Many strange dislocations in the market: choppy economic data, but roaring stock markets.
May is not starting out great on the economic front: Empire Manufacturing was well below expectations, following a string of below-expectation regional manufacturing indexes. April capacity utilization and industrial production also came in below expectations, which makes sense given the weak manufacturing numbers.
This month's statistics will set the tone for second quarter gross domestic product (GDP) expectations: there was some excitement over the April retail sales numbers. Some are moving up their GDP expectations for Q2 — but we still have a ways to go. And remember, the Federal Reserve needs at least three or four solid months of economic growth before they will consider slowing their bond purchase program.
Things are not so great in Europe either: the euro zone economy shrank 0.2 percent in the first quarter; France is in recession, Italy was also down (its seventh straight quarter of decline), and Germany grew by a paltry 0.1 percent.
And yet the German stock market remains essentially at historic highs. And the periphery? Greek 10-year debt yields are collapsing, down 7 percent to 8.62 percent, after Fitch upgraded Greek debt. The Greek stock market is up 2.6 percent, up almost 21 percent this year. How crazy is this?
A few months ago it was common wisdom that Greece was going to leave the euro zone; now the Greeks are saying they want to return to the capital markets in the first half of 2014 after defaulting on their debt!
And in Japan, this is almost a daily occurrence: Japan's Nikkei up ANOTHER 2.3 percent; now up nearly 60 percent since mid-November and 45 percent this year. How remarkable is this? The Nikkei has closed up 1 percent or more 30 out of 88 sessions this year (34 percent of the time).
Compare this to the S&P 500, up 16 percent this year and up one percent or more in 9 of 92 sessions (10 percent of the time).
1) Deere reported terrific numbers, beating on the topline (!) and bottom line, and though they acknowledged "lingering economic concerns" they offered this bullish commentary: "Deere's results are a reflection of positive conditions in the global farm economy, which continues to show impressive strength."
The stock is trading down because they estimate 2013 equipment sales up 5 percent, down from 6 percent, and primarily because construction sales are expected to be down 5 percent.
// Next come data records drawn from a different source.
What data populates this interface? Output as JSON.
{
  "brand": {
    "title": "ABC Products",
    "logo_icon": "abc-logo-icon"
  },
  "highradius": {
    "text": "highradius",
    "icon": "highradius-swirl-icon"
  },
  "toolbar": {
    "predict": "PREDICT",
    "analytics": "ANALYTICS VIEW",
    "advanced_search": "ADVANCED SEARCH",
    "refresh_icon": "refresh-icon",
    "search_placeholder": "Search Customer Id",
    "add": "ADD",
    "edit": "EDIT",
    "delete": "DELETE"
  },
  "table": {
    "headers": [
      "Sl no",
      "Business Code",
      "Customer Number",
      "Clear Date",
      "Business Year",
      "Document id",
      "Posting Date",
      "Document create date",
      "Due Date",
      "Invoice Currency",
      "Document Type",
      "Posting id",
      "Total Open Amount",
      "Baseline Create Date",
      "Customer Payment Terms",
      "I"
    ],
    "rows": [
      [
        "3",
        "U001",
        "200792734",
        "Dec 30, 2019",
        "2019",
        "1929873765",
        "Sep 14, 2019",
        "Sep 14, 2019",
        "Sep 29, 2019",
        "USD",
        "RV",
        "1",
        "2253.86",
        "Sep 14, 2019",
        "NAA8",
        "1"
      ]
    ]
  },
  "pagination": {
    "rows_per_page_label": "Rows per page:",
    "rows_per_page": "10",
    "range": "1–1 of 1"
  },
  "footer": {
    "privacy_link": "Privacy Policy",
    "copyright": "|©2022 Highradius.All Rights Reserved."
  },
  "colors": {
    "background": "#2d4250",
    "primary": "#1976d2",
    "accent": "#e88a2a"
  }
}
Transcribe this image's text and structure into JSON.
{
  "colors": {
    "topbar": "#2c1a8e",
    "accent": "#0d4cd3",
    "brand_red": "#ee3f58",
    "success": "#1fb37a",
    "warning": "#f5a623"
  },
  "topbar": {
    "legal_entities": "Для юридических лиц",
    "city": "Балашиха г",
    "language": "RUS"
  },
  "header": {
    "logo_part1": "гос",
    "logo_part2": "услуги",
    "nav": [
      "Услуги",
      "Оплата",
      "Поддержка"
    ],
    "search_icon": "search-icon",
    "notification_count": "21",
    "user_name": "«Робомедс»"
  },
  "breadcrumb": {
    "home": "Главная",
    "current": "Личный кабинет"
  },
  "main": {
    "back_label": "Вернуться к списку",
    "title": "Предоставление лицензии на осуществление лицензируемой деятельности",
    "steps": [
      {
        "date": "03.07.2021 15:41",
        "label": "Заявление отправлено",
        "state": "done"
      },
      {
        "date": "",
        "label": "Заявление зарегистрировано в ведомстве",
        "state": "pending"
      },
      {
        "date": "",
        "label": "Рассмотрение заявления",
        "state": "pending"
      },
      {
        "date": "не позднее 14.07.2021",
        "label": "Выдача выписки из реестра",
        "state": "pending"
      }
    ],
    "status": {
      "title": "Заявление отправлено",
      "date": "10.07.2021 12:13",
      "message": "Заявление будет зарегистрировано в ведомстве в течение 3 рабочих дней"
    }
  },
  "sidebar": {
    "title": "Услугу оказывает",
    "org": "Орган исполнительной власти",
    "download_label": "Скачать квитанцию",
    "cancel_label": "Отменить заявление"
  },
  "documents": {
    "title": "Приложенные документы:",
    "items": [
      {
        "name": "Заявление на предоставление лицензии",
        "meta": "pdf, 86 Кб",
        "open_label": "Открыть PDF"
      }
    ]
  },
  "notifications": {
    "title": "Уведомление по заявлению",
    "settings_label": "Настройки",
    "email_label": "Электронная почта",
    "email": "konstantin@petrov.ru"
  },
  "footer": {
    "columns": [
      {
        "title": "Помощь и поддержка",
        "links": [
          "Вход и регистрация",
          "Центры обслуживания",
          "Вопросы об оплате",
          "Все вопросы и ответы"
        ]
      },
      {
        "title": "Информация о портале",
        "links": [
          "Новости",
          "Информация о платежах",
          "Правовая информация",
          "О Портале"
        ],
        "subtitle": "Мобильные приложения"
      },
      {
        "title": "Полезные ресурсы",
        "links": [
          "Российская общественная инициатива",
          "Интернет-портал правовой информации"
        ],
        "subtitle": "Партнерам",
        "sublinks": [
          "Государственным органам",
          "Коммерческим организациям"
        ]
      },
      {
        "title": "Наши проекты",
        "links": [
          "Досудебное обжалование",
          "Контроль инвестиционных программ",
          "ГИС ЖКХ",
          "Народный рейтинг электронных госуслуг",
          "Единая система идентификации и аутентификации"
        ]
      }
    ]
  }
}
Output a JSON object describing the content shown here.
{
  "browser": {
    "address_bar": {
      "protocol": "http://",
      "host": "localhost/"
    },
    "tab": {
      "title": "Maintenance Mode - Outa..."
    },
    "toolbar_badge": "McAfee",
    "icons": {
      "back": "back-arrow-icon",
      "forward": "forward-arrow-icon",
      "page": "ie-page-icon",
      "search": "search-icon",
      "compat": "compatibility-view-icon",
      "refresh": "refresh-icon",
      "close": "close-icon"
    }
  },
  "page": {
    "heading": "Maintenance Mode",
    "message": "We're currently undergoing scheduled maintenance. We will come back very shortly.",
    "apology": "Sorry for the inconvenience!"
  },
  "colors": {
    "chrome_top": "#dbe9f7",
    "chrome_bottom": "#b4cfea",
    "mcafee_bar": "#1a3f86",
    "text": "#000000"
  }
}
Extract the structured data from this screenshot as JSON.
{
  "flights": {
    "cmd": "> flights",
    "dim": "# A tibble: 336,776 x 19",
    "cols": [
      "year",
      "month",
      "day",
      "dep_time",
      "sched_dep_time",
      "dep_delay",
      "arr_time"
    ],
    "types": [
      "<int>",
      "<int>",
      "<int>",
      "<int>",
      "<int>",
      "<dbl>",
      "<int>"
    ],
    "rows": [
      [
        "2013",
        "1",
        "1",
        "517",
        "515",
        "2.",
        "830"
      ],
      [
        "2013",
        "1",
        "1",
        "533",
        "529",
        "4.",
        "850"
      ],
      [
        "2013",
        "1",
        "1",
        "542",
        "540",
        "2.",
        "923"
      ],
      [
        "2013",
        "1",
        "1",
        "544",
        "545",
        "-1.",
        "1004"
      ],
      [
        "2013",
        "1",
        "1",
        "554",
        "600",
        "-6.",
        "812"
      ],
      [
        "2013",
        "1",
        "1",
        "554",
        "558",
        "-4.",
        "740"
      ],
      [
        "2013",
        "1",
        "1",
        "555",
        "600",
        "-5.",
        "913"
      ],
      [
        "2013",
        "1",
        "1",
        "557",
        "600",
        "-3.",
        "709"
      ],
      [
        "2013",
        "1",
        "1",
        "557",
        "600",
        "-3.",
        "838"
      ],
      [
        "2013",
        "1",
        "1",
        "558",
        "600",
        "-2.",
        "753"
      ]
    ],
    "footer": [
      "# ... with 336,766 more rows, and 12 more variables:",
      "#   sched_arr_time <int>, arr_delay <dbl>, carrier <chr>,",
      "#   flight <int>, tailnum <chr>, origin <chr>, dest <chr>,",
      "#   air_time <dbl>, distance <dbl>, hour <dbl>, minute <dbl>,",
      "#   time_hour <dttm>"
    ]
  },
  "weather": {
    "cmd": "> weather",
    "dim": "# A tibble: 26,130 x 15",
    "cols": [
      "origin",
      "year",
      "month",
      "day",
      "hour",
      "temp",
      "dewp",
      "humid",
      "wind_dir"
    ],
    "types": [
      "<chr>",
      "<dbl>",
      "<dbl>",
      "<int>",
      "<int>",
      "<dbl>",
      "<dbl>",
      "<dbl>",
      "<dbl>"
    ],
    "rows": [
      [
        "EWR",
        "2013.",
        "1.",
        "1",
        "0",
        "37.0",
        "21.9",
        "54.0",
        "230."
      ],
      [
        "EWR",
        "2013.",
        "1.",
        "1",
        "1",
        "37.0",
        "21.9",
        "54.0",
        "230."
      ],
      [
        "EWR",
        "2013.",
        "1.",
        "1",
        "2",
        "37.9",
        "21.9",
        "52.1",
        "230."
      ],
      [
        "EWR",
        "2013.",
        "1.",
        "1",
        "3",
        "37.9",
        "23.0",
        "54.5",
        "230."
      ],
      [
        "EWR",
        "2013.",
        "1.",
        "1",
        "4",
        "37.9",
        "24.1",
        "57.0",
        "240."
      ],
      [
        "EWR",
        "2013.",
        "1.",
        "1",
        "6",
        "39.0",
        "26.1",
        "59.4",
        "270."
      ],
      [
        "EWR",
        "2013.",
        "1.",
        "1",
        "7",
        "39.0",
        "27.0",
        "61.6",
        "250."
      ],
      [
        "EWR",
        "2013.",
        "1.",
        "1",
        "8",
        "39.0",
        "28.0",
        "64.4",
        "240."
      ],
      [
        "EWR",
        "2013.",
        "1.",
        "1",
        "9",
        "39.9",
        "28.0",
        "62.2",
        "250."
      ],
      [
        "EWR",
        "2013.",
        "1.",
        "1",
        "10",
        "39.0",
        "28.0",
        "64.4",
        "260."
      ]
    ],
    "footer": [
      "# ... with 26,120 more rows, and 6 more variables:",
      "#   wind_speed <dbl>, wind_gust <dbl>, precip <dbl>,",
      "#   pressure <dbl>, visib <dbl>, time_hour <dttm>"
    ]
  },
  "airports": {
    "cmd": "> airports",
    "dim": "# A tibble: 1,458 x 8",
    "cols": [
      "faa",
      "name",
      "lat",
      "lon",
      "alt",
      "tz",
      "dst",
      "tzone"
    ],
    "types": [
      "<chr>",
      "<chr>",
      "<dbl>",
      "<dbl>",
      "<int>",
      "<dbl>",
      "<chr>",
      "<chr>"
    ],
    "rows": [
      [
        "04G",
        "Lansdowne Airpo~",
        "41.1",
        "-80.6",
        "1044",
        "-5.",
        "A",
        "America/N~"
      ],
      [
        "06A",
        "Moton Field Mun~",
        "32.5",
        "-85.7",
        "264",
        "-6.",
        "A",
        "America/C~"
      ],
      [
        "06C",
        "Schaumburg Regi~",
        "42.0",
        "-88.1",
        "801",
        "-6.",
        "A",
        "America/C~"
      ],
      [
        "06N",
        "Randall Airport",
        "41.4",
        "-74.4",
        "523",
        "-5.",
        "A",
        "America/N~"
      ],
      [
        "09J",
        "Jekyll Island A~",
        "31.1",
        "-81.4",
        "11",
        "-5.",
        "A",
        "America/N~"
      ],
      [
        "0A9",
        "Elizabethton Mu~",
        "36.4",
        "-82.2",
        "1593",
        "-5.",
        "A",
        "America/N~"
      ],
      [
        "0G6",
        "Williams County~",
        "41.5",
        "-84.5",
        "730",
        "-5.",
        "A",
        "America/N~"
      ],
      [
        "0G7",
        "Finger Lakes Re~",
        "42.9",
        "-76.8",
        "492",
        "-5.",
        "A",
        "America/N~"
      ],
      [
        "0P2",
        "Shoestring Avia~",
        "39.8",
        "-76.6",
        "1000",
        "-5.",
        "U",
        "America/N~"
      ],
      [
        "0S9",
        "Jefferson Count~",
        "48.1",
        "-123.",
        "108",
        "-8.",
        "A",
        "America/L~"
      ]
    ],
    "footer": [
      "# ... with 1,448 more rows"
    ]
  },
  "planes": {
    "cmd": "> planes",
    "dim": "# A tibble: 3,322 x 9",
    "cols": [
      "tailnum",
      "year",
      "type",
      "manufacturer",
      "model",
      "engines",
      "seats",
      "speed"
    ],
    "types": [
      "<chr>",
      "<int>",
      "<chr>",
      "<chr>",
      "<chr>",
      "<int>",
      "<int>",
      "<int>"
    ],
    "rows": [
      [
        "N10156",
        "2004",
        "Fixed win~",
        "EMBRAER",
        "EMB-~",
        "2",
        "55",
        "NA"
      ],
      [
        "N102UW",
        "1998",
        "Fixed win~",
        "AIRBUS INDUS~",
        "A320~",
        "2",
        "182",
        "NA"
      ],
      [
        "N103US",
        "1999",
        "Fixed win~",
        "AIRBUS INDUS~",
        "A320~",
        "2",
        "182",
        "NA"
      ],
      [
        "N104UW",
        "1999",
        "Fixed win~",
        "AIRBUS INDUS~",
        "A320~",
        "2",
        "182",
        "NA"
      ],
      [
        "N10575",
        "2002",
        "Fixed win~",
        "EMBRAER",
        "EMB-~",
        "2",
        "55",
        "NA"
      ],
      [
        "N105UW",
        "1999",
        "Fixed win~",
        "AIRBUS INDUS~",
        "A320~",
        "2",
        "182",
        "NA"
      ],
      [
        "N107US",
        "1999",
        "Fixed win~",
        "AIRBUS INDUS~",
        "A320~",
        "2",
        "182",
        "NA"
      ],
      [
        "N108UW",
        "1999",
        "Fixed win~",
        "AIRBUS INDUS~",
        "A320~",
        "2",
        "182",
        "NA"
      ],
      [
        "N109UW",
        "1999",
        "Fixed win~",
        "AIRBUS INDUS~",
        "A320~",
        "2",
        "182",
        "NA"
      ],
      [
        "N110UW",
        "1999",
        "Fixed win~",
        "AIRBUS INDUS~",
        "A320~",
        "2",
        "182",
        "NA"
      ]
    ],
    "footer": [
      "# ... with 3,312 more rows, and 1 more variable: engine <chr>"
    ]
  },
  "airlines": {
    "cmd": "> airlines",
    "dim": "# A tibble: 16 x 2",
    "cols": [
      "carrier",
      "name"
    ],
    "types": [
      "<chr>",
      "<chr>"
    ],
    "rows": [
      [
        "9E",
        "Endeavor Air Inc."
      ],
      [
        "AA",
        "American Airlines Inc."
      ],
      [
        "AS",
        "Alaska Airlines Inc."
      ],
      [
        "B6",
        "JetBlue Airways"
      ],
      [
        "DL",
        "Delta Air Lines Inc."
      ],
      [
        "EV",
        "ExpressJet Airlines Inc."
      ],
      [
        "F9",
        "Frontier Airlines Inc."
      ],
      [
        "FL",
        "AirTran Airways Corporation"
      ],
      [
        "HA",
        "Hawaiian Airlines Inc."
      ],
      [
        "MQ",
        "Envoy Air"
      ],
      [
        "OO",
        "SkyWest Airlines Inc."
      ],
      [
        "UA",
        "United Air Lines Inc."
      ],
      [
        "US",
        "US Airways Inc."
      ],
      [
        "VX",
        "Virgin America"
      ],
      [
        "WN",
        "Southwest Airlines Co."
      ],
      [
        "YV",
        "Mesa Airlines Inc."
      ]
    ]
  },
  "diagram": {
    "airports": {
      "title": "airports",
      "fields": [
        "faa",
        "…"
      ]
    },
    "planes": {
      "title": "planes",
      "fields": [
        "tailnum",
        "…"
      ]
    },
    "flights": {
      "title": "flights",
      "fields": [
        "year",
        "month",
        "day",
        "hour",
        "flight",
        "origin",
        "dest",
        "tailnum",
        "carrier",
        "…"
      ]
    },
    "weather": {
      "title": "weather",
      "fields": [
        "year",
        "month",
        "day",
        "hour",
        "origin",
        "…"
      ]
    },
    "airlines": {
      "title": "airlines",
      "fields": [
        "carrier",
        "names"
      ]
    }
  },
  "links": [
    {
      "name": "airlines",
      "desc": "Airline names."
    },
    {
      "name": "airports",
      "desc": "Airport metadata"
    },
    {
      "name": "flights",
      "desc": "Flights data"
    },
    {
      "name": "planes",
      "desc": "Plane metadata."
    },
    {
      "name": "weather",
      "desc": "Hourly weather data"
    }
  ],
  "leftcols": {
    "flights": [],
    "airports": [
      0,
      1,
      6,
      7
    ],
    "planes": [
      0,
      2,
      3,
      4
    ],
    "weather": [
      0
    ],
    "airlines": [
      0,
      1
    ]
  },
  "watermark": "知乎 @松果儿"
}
Results in the construction and forestry division were a bit below expectations. Regardless: DE's primary business is agricultural equipment in the U.S., and that is off to a good start: the main agricultural and Turk division sales guidance was raised to 7 percent from 6 percent.
2) Macy's also beat expectations and raised it's dividend 25 percent, and increased its buyback. Nearly 200 companies in the S&P 500 have raised their dividend this year, and reiterated their EPS guidance for the full year. Same store sales gains of 4 percent were respectable. Twenty eight percent earnings growth for the quarter? Not bad!
—By CNBC's Bob Pisani